** Opening Working data block **

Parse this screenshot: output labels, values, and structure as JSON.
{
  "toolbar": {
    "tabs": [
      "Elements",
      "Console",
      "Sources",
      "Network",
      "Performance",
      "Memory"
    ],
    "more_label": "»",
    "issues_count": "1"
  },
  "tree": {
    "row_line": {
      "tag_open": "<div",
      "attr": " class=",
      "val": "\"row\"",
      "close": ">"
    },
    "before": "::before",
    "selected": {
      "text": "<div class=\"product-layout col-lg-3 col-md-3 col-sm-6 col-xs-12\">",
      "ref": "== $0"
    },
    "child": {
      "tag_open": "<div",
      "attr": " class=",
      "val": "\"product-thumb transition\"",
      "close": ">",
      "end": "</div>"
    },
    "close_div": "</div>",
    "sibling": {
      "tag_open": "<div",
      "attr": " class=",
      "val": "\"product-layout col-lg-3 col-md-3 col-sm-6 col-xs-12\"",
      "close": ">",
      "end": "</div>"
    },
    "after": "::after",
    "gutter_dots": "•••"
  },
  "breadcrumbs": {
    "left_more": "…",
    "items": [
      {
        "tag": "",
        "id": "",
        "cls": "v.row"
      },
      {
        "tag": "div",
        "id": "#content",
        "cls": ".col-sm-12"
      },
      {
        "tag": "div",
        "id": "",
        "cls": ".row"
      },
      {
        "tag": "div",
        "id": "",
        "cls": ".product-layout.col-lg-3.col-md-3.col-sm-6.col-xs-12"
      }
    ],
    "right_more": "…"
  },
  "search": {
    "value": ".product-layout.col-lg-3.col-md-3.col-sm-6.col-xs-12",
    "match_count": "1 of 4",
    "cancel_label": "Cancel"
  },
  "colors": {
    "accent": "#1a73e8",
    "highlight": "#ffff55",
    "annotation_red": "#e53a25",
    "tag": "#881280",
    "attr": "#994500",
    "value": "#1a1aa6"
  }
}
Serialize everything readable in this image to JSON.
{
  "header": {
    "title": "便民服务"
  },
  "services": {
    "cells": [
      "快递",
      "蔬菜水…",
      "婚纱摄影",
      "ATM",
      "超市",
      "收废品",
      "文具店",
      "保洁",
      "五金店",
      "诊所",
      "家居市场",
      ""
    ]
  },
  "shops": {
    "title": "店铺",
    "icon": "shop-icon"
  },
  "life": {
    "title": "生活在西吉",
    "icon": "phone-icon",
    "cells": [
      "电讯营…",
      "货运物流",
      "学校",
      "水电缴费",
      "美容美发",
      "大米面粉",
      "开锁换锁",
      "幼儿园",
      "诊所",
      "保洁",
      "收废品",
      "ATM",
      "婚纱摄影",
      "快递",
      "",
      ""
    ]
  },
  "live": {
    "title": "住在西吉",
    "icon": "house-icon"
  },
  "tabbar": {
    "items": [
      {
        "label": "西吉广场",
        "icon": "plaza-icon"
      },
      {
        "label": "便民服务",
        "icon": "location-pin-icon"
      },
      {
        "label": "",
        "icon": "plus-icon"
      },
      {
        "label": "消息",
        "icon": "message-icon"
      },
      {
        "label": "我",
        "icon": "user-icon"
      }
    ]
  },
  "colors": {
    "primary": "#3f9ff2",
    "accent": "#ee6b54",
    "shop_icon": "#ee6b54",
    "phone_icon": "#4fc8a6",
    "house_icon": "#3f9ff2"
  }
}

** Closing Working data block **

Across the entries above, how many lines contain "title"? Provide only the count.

§ Solution for this task: 4